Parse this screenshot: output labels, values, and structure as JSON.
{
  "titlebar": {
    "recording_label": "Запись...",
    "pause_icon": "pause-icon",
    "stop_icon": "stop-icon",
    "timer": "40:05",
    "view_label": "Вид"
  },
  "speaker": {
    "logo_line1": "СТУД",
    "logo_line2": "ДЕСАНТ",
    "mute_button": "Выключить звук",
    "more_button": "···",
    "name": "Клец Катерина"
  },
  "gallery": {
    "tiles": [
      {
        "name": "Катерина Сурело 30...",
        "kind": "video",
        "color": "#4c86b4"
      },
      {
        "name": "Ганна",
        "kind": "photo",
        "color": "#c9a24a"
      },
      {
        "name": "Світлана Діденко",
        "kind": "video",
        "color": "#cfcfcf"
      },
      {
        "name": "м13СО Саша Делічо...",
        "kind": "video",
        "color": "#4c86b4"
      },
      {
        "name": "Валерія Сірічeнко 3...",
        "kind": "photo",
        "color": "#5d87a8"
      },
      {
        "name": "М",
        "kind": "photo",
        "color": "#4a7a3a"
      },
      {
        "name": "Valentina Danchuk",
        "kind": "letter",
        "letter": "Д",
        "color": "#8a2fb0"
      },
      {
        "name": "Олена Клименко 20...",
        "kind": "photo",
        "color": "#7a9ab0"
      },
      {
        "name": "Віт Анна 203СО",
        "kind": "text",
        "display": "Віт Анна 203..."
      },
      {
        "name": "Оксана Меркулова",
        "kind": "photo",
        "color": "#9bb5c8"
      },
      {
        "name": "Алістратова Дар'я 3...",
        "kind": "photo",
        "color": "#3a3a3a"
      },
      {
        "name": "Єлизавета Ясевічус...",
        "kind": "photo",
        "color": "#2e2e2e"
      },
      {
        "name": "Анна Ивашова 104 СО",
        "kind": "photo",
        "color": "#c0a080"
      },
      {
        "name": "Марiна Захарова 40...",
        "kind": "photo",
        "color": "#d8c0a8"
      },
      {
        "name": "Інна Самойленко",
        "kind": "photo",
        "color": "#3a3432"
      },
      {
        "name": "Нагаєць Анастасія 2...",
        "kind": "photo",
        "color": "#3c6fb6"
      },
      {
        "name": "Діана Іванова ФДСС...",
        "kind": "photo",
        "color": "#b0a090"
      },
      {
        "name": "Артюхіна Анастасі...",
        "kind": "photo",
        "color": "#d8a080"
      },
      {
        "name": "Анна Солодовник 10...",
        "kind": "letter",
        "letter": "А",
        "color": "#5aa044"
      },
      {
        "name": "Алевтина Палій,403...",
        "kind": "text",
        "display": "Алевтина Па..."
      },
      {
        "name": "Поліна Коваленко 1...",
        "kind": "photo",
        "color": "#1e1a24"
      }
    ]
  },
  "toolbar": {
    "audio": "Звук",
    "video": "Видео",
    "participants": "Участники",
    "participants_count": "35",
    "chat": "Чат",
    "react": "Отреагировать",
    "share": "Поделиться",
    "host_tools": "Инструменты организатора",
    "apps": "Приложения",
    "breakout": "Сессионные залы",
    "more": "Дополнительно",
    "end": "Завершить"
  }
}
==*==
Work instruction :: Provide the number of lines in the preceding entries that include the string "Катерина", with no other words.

Result of the task :: 2